Originally Posted by jchaison
And I ride Stevens Pass 98% of the time (1% Baker and 1% Crystal) in the area. Annual trips to a resort somewhere (Tahoe, Big Sky, Colorado, Utah, etc)
I rode stevens tons for years, and worked there too before i moved to montana. Stevens is full of short steep pitches with flat meadows between them. Mix this with lots of heavier powder means it demands a lot from a board. Here is my opinion about a good board for stevens. You need length for float to carry you over the flat areas, and a long rockered nose to keep you on top of the snow. If you sink in the heavier snow you quickly come to a stop. And you need a stiffer board to bust through the crud when the powder becomes chopped up while exerting a lot less energy.
A stiff directional freeride board will take you places at stevens that just arent fun to ride on other boards. It also make carving the groomers when it is empty at night lots of fun.
only reason to get a softer twin is if you want a board to just cruse around with the family, or if you looking to get more into freestyle and park.

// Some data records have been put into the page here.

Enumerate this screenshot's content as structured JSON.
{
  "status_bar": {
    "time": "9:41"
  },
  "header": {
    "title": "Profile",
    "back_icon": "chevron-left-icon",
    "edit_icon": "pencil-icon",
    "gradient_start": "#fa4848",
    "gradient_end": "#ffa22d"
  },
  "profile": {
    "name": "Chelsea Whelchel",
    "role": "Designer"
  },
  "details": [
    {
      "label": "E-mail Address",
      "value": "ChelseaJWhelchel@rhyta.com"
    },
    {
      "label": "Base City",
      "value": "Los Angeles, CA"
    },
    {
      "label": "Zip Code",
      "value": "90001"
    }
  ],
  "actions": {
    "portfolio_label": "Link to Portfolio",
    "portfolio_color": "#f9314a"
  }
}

too bad the only time i get to ride stevens anymore is over Christmas and the place is a shitshow. I do miss the night pow